- _The input_:
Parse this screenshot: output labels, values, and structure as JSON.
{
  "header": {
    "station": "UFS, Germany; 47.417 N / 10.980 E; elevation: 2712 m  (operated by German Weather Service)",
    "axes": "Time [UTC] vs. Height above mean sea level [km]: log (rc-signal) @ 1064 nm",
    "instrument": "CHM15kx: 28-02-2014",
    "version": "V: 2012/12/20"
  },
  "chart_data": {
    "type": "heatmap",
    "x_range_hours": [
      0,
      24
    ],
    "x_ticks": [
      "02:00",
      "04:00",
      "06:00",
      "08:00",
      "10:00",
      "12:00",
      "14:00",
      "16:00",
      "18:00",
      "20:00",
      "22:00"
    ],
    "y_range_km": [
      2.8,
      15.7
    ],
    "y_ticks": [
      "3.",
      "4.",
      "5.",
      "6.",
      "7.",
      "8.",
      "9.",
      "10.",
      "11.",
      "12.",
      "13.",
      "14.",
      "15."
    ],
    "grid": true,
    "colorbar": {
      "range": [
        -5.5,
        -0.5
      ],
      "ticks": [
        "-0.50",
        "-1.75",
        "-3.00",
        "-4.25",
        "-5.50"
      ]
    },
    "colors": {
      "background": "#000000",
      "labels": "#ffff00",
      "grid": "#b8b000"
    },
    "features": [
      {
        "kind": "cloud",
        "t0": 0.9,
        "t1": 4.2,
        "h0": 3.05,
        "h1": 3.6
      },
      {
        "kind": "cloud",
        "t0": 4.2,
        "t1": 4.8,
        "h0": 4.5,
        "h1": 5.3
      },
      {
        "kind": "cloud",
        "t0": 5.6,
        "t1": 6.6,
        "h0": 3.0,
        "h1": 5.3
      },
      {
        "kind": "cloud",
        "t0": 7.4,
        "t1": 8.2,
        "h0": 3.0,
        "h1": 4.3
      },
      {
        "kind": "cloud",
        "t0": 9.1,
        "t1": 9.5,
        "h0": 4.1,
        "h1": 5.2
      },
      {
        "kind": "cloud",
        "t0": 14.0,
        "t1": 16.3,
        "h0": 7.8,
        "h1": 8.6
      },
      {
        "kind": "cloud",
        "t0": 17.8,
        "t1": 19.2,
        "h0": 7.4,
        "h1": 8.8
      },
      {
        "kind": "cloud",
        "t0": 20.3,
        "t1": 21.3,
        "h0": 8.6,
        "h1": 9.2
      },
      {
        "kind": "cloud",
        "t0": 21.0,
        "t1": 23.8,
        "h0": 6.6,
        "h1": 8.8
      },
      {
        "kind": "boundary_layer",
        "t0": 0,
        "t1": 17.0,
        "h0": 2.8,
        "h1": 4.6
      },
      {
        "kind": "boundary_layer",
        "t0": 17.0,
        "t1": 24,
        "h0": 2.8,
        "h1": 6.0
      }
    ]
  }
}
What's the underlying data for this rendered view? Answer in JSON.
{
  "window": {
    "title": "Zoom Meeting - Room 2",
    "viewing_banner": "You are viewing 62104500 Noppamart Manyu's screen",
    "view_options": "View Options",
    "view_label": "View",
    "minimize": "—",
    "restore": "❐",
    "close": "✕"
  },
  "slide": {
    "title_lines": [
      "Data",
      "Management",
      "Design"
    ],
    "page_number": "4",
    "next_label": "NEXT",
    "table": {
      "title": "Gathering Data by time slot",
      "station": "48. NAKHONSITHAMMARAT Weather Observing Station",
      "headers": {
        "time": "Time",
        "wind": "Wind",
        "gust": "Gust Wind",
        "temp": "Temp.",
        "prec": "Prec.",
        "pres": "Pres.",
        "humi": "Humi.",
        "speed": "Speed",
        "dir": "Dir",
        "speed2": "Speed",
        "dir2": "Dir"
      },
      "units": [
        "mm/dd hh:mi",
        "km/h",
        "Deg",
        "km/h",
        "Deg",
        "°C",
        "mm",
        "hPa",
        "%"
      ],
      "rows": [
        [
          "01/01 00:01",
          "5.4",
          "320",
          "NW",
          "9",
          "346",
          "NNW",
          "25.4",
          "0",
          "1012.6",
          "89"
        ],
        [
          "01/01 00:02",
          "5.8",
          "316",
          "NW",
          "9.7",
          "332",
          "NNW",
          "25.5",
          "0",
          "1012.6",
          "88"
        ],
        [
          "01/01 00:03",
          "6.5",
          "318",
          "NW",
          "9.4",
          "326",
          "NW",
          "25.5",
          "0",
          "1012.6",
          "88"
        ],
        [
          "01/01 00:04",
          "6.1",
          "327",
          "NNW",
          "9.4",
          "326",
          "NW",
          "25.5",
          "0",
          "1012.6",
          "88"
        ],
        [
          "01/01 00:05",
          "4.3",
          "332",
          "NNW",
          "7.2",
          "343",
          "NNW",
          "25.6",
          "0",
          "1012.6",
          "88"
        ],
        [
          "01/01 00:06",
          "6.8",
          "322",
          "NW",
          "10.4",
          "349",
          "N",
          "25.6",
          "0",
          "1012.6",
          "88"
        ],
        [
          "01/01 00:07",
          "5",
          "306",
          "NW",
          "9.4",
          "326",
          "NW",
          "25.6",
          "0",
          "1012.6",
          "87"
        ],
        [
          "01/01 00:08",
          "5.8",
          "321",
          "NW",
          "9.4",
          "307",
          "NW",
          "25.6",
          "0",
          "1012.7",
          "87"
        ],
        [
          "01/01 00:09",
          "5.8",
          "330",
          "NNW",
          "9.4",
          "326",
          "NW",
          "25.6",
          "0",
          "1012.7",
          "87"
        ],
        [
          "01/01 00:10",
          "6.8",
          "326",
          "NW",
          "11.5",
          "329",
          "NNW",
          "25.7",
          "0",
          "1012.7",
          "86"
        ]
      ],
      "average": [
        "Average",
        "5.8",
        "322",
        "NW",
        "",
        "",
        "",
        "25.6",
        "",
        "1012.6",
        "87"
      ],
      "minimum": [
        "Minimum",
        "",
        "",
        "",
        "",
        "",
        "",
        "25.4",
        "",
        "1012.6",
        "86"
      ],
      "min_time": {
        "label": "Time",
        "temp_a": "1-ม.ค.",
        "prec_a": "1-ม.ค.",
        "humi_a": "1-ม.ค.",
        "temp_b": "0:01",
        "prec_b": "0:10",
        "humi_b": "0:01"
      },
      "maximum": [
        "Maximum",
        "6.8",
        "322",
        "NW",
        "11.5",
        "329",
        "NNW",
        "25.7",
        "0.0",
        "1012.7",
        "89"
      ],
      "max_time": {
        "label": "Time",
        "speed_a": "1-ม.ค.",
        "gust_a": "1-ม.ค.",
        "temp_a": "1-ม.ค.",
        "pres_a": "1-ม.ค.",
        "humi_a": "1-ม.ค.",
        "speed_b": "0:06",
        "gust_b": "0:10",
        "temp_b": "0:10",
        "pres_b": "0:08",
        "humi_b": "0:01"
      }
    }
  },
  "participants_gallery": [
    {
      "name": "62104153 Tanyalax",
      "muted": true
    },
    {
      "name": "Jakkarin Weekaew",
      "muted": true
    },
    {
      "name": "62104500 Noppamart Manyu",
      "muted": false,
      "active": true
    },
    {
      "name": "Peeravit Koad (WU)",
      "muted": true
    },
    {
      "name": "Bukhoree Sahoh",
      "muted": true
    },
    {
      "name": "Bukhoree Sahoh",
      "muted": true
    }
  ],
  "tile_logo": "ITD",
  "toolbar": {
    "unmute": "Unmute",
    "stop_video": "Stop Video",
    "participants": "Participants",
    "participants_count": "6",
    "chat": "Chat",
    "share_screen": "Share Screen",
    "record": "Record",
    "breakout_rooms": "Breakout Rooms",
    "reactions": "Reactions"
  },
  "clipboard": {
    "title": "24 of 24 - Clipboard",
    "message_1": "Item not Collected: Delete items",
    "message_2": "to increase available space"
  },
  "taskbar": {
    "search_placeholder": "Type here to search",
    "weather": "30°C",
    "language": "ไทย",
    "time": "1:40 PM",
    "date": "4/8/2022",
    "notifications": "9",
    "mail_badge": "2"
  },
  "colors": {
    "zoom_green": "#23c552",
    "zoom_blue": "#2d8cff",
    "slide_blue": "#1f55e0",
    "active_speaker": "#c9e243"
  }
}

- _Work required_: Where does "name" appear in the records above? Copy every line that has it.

- _Answer to this problem_:
      "name": "62104153 Tanyalax",
      "name": "Jakkarin Weekaew",
      "name": "62104500 Noppamart Manyu",
      "name": "Peeravit Koad (WU)",
      "name": "Bukhoree Sahoh",
      "name": "Bukhoree Sahoh",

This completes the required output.